Memory Match: Leyton Orient 2-3 Imps

27 years ago, City travelled to Leyton Orient with slim mathematical hopes of achieving a play-off place. When looking for matches to cover this week, given I’m otherwise indisposed, I thought this would be a good one.

Disclaimer – I’m writing this on March 1st, so we’re currently eight points outside of the top six, and by the time you’re reading this we’ll almost certainly be out of the hunt for a top-six spot (cue ‘this aged well’ comments). Still, that’s how John Beck’s Imps felt with a late-season trip to Orient. The game isn’t as notable as the first fixture between the two – that was the opening day of the season, when Beck was arrested!

This table shows you how slim those play-off chances were – six points was the gap, but Cardiff had games in hand. We had to keep winning games but came into the game on the back of a 1-1 draw with Northampton after they levelled through a 92nd-minute penalty. that draw meant we’d won twice in ten outings, the sort of form that costs you a top-seven space. Ultimately, it did cost us, but more on that shortly.

Orient were out of the promotion race and still had a lingering threat of the drop. City hadn’t won at Brisbane Road since 1960, and they went there with a depleted side. Jon Whitney, Mark Hone and Stuart Bimson all missed out.

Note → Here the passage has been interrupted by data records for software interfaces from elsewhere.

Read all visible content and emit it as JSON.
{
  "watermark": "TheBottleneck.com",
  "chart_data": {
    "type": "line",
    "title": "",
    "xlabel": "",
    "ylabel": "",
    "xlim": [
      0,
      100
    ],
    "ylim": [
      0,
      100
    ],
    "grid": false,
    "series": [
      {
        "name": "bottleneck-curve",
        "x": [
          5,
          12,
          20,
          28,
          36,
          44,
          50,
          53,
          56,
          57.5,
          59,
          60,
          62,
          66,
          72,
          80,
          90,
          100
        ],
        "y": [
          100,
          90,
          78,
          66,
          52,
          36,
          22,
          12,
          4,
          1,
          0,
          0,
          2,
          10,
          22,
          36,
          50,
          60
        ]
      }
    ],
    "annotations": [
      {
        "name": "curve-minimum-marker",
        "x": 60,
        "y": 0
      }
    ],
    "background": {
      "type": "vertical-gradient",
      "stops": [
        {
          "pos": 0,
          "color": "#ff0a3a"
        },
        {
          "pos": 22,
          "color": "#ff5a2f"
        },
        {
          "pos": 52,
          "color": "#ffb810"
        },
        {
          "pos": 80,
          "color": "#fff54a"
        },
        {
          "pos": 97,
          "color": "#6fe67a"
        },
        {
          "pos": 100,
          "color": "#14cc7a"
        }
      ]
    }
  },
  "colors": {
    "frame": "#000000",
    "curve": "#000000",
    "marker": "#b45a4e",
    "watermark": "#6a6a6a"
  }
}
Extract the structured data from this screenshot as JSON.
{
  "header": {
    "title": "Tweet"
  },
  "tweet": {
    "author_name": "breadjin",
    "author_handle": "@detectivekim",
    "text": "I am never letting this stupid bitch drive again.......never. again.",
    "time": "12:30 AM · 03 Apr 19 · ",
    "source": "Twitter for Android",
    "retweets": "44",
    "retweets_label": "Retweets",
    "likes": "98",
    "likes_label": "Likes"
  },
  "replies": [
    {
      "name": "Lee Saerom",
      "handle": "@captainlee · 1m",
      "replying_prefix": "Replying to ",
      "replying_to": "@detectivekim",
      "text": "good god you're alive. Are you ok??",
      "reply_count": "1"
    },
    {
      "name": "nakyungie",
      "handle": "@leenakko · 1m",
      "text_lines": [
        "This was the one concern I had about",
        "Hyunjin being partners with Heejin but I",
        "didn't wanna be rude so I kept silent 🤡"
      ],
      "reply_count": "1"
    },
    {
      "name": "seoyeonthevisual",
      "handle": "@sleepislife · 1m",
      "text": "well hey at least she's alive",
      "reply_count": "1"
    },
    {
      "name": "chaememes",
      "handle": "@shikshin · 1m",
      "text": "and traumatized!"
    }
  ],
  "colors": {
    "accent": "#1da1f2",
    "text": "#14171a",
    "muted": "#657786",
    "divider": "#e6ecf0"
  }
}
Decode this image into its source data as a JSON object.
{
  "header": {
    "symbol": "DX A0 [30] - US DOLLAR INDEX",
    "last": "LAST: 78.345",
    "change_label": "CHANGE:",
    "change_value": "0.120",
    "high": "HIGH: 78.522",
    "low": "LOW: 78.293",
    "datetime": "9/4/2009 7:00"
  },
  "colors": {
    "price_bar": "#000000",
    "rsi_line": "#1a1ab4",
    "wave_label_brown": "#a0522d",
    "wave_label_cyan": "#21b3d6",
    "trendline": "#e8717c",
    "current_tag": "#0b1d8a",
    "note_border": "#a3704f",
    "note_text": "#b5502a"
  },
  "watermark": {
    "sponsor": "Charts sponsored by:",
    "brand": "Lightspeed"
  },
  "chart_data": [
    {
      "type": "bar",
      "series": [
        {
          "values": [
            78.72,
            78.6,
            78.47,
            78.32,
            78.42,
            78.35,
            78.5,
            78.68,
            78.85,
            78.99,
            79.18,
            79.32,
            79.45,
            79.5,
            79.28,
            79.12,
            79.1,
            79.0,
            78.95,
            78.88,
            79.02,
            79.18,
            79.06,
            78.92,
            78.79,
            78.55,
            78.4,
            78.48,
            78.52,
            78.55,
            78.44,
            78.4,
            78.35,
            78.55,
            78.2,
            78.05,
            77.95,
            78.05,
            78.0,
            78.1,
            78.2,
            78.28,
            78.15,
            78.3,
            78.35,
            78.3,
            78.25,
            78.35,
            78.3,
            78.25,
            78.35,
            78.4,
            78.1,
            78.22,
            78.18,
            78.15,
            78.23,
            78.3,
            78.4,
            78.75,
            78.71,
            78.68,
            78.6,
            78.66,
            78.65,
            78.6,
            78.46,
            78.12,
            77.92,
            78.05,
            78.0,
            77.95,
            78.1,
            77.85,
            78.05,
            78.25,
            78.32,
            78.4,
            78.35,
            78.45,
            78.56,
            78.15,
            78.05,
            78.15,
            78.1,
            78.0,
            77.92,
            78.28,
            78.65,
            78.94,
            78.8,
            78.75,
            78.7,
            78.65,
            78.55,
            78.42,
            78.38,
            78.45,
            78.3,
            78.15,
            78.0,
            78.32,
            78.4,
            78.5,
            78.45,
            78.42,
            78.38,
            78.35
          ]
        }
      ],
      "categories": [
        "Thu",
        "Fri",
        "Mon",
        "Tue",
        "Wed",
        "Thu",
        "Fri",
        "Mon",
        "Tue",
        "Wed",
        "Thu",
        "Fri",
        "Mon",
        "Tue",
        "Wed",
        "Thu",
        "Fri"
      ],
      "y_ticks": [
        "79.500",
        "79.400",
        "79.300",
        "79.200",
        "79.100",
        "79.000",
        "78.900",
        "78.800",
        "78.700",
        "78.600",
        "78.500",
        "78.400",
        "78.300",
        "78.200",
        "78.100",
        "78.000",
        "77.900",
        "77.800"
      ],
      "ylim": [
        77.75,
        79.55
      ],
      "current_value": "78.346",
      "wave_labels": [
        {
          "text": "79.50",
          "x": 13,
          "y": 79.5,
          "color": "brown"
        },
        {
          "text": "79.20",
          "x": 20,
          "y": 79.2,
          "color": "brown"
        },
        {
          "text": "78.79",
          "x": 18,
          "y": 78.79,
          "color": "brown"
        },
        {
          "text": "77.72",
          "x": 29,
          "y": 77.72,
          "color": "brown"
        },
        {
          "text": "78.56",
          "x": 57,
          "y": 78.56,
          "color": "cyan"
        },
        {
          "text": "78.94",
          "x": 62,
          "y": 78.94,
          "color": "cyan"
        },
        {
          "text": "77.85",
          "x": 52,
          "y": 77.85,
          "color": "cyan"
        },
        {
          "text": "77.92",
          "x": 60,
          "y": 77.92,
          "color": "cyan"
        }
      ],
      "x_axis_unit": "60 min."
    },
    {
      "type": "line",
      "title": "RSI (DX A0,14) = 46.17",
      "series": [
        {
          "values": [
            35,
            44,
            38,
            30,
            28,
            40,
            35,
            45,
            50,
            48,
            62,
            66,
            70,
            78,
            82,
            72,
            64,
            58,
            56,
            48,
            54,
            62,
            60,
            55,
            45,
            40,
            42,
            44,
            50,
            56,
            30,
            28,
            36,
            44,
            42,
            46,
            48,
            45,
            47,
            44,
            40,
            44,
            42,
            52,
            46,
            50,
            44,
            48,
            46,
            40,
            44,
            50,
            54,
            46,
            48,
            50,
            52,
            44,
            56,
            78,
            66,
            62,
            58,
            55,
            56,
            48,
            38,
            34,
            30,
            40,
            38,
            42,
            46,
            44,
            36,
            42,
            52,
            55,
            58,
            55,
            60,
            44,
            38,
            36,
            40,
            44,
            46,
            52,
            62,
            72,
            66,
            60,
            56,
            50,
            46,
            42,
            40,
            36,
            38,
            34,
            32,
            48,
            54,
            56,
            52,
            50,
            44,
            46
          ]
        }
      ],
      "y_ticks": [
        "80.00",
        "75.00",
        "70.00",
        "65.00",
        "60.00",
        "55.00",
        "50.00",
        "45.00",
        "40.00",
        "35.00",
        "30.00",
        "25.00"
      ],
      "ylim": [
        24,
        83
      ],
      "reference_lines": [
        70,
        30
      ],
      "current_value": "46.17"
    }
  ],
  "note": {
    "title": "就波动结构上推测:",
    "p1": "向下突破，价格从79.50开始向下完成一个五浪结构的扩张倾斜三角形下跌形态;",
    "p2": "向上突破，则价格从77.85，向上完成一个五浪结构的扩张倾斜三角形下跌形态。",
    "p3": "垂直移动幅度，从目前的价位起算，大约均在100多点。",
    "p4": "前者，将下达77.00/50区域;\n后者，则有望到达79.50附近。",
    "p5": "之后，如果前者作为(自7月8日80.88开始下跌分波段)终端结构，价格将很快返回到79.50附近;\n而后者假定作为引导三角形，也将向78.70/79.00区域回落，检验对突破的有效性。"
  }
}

Colin Alcide picked up an injury early, and Terry Fleming wasn’t fully fit. A bumper travelling support went, believing it could be Gareth Ainsworth’s last game amid interest from Wigan Athletic. None of it felt like it would help us push up the table.

However, this was Beck’s Lincoln, renowned for disappointing at home but delivering away. City lined up Richardson, Barnett, Holmes, Dennis, Brown (G), Austin, Ainsworth, Fleming, Stant, Sterling and Alcide, with Brown (S), Robertson and Martin on the bench.

Within three minutes, Ainsworth had delivered, albeit from the spot. Dave Morrison hacked at Alcide in the area, and the big striker went down. Match referee Mr Bates pointed to the spot, and from that same spot, Sir Gareth smashed the ball home. That was the upside – the downside was Alcide going off 11 minutes later, replaced by the eager Steve Brown who had just completed a short loan spell with Dover.

The home side were still the better prospect, with Andy Arnott testing Richardson from range in the first half. Carl Griffiths, formerly of Manchester City, headed two effoorts over the bar as the Imps struggled to cling on to their lead. Still, cling on, they did, until eight minutes after the break. Scott McGleish caught a cross firmly with a header, but it bounced back off the post, and Arnott reacted quickest. Those play-off hopes faded a little more.

The goal fired the Imps into life – Phil Stant put an overhead kick wide before a long Fleming throw caused a bit of chaos. The calmest man in the box was Brown, who wriggled free to poke the ball in from 12 yards to restore City’s 2-1 lead. That was the catalyst for another shift in momentum, with Orients coming back at us. Austin and Barnett are singled out in Brian Halford’s Echo report for huge praise – one was Man of the Match, the other had home fans wondering why he’d ever been allowed to leave.

Orient did break the resistance with just nine minutes left. Richardson saved Justin Channing’s 20-yard drive, but only by being tipped onto the bar. It fell back into the area, and Chris Timmons reacted quickest to poke home. It looked like the Imps would be getting a point, which probably wouldn’t be enough. Little did they know (because of the lack of mobile phones with internet) but seven of the ten clubs in with a play-off shout were dropping points – that included Cardiff going down 2-0 to bottom side Brighton.

Within four minutes, the game was over. Firstly, Steve Brown fired over from 12 yards, a moment which felt like that ‘last chance’, but City came back again. Tony Dennis whipped in a corner which Orient struggled to clear. Stant lurked menacingly, powering a shot through a crowd, through the keeper’s legs and into the net. From being pegged back on 81 minutes, City sealed all three points with five minutes to spare.

A week later, City lost 2-1 at home to Torquay, a side below them in the table, and that ultimately cost us a play-off place. Even four wins from the next five, including a 4-0 hammering of Swansea, and a 3-1 win at play-off hopefuls Cambridge, didn’t help. We also beat fellow play-off chasers Scarborough and Scunthorpe 2-0, and Stant managed seven goals in five games. In the end, despite the poor run of form through February and March, it was all in our hands on the final day. Beat Rochdale at home, and we’d be in the play-offs.

We lost 2-0.